--- Aim of the task ---
Without the images, set down each entry exactly.

--- Dataset rows for apps and sites ---
:::

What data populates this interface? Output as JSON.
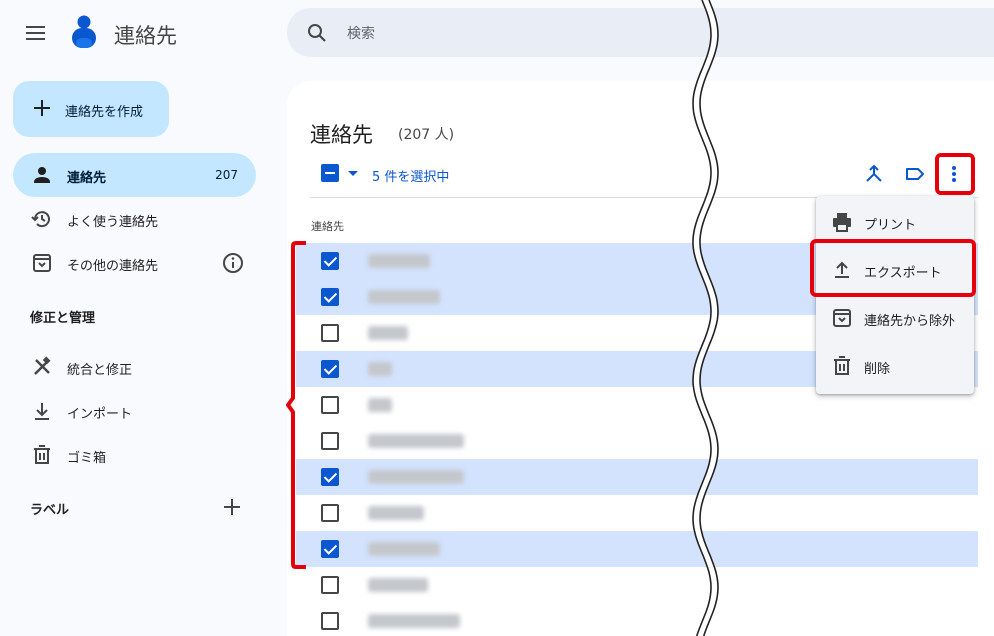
{
  "app": {
    "title": "連絡先"
  },
  "search": {
    "placeholder": "検索"
  },
  "sidebar": {
    "create_label": "連絡先を作成",
    "items": [
      {
        "label": "連絡先",
        "count": "207",
        "icon": "person-icon",
        "active": true
      },
      {
        "label": "よく使う連絡先",
        "icon": "history-icon"
      },
      {
        "label": "その他の連絡先",
        "icon": "archive-download-icon",
        "info": "info-icon"
      }
    ],
    "manage_heading": "修正と管理",
    "manage_items": [
      {
        "label": "統合と修正",
        "icon": "tools-icon"
      },
      {
        "label": "インポート",
        "icon": "download-icon"
      },
      {
        "label": "ゴミ箱",
        "icon": "trash-icon"
      }
    ],
    "labels_heading": "ラベル"
  },
  "main": {
    "title": "連絡先",
    "count": "(207 人)",
    "selection_text": "5 件を選択中",
    "column_header": "連絡先",
    "rows": [
      {
        "selected": true
      },
      {
        "selected": true
      },
      {
        "selected": false
      },
      {
        "selected": true
      },
      {
        "selected": false
      },
      {
        "selected": false
      },
      {
        "selected": true
      },
      {
        "selected": false
      },
      {
        "selected": true
      },
      {
        "selected": false
      },
      {
        "selected": false
      }
    ]
  },
  "menu": {
    "items": [
      {
        "label": "プリント",
        "icon": "print-icon"
      },
      {
        "label": "エクスポート",
        "icon": "upload-icon"
      },
      {
        "label": "連絡先から除外",
        "icon": "archive-icon"
      },
      {
        "label": "削除",
        "icon": "trash-icon"
      }
    ]
  },
  "colors": {
    "accent": "#0b57d0",
    "active_nav": "#c2e7ff",
    "selected_row": "#d3e3fd",
    "highlight": "#e6000a",
    "page_bg": "#f8fafd"
  }
}
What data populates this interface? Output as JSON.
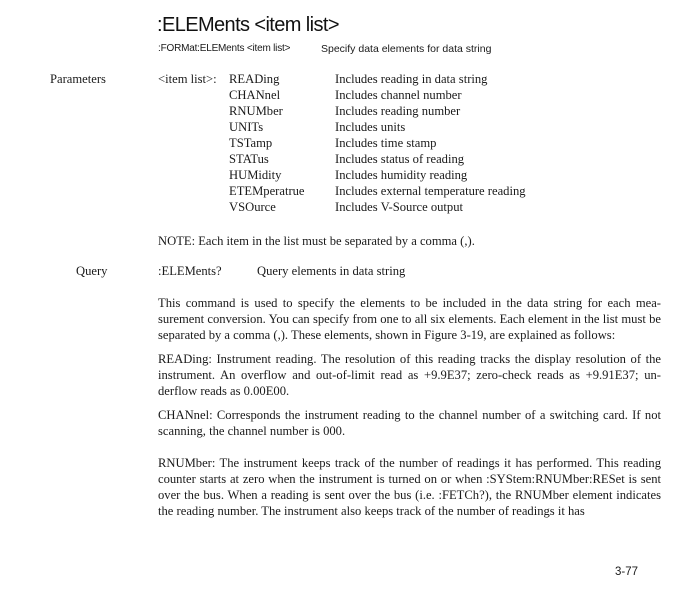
{
  "header": {
    "title": ":ELEMents  <item list>",
    "command": ":FORMat:ELEMents  <item list>",
    "description": "Specify data elements for data string"
  },
  "parameters": {
    "label": "Parameters",
    "item_list_label": "<item list>:",
    "items": [
      {
        "name": "READing",
        "desc": "Includes reading in data string"
      },
      {
        "name": "CHANnel",
        "desc": "Includes channel number"
      },
      {
        "name": "RNUMber",
        "desc": "Includes reading number"
      },
      {
        "name": "UNITs",
        "desc": "Includes units"
      },
      {
        "name": "TSTamp",
        "desc": "Includes time stamp"
      },
      {
        "name": "STATus",
        "desc": "Includes status of reading"
      },
      {
        "name": "HUMidity",
        "desc": "Includes humidity reading"
      },
      {
        "name": "ETEMperatrue",
        "desc": "Includes external temperature reading"
      },
      {
        "name": "VSOurce",
        "desc": "Includes V-Source output"
      }
    ],
    "note": "NOTE: Each item in the list must be separated by a comma (,)."
  },
  "query": {
    "label": "Query",
    "command": ":ELEMents?",
    "description": "Query elements in data string"
  },
  "body": {
    "paragraphs": [
      "This command is used to specify the elements to be included in the data string for each mea­surement conversion. You can specify from one to all six elements. Each element in the list must be separated by a comma (,). These elements, shown in Figure 3-19, are explained as follows:",
      "READing: Instrument reading. The resolution of this reading tracks the display resolution of the instrument. An overflow and out-of-limit read as +9.9E37; zero-check reads as +9.91E37; un­derflow reads as 0.00E00.",
      "CHANnel: Corresponds the instrument reading to the channel number of a switching card. If not scanning, the channel number is 000.",
      "RNUMber: The instrument keeps track of the number of readings it has performed. This reading counter starts at zero when the instrument is turned on or when :SYStem:RNUMber:RESet is sent over the bus. When a reading is sent over the bus (i.e. :FETCh?), the RNUMber element indicates the reading number. The instrument also keeps track of the number of readings it has"
    ]
  },
  "footer": {
    "page_number": "3-77"
  }
}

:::

--- Answer section ---
What data populates this interface? Output as JSON.
{
  "app": {
    "title": "連絡先"
  },
  "search": {
    "placeholder": "検索"
  },
  "sidebar": {
    "create_label": "連絡先を作成",
    "items": [
      {
        "label": "連絡先",
        "count": "207",
        "icon": "person-icon",
        "active": true
      },
      {
        "label": "よく使う連絡先",
        "icon": "history-icon"
      },
      {
        "label": "その他の連絡先",
        "icon": "archive-download-icon",
        "info": "info-icon"
      }
    ],
    "manage_heading": "修正と管理",
    "manage_items": [
      {
        "label": "統合と修正",
        "icon": "tools-icon"
      },
      {
        "label": "インポート",
        "icon": "download-icon"
      },
      {
        "label": "ゴミ箱",
        "icon": "trash-icon"
      }
    ],
    "labels_heading": "ラベル"
  },
  "main": {
    "title": "連絡先",
    "count": "(207 人)",
    "selection_text": "5 件を選択中",
    "column_header": "連絡先",
    "rows": [
      {
        "selected": true
      },
      {
        "selected": true
      },
      {
        "selected": false
      },
      {
        "selected": true
      },
      {
        "selected": false
      },
      {
        "selected": false
      },
      {
        "selected": true
      },
      {
        "selected": false
      },
      {
        "selected": true
      },
      {
        "selected": false
      },
      {
        "selected": false
      }
    ]
  },
  "menu": {
    "items": [
      {
        "label": "プリント",
        "icon": "print-icon"
      },
      {
        "label": "エクスポート",
        "icon": "upload-icon"
      },
      {
        "label": "連絡先から除外",
        "icon": "archive-icon"
      },
      {
        "label": "削除",
        "icon": "trash-icon"
      }
    ]
  },
  "colors": {
    "accent": "#0b57d0",
    "active_nav": "#c2e7ff",
    "selected_row": "#d3e3fd",
    "highlight": "#e6000a",
    "page_bg": "#f8fafd"
  }
}
What data populates this interface? Output as JSON.
{
  "header": {
    "title": ":ELEMents  <item list>",
    "command": ":FORMat:ELEMents  <item list>",
    "description": "Specify data elements for data string"
  },
  "parameters": {
    "label": "Parameters",
    "item_list_label": "<item list>:",
    "items": [
      {
        "name": "READing",
        "desc": "Includes reading in data string"
      },
      {
        "name": "CHANnel",
        "desc": "Includes channel number"
      },
      {
        "name": "RNUMber",
        "desc": "Includes reading number"
      },
      {
        "name": "UNITs",
        "desc": "Includes units"
      },
      {
        "name": "TSTamp",
        "desc": "Includes time stamp"
      },
      {
        "name": "STATus",
        "desc": "Includes status of reading"
      },
      {
        "name": "HUMidity",
        "desc": "Includes humidity reading"
      },
      {
        "name": "ETEMperatrue",
        "desc": "Includes external temperature reading"
      },
      {
        "name": "VSOurce",
        "desc": "Includes V-Source output"
      }
    ],
    "note": "NOTE: Each item in the list must be separated by a comma (,)."
  },
  "query": {
    "label": "Query",
    "command": ":ELEMents?",
    "description": "Query elements in data string"
  },
  "body": {
    "paragraphs": [
      "This command is used to specify the elements to be included in the data string for each mea­surement conversion. You can specify from one to all six elements. Each element in the list must be separated by a comma (,). These elements, shown in Figure 3-19, are explained as follows:",
      "READing: Instrument reading. The resolution of this reading tracks the display resolution of the instrument. An overflow and out-of-limit read as +9.9E37; zero-check reads as +9.91E37; un­derflow reads as 0.00E00.",
      "CHANnel: Corresponds the instrument reading to the channel number of a switching card. If not scanning, the channel number is 000.",
      "RNUMber: The instrument keeps track of the number of readings it has performed. This reading counter starts at zero when the instrument is turned on or when :SYStem:RNUMber:RESet is sent over the bus. When a reading is sent over the bus (i.e. :FETCh?), the RNUMber element indicates the reading number. The instrument also keeps track of the number of readings it has"
    ]
  },
  "footer": {
    "page_number": "3-77"
  }
}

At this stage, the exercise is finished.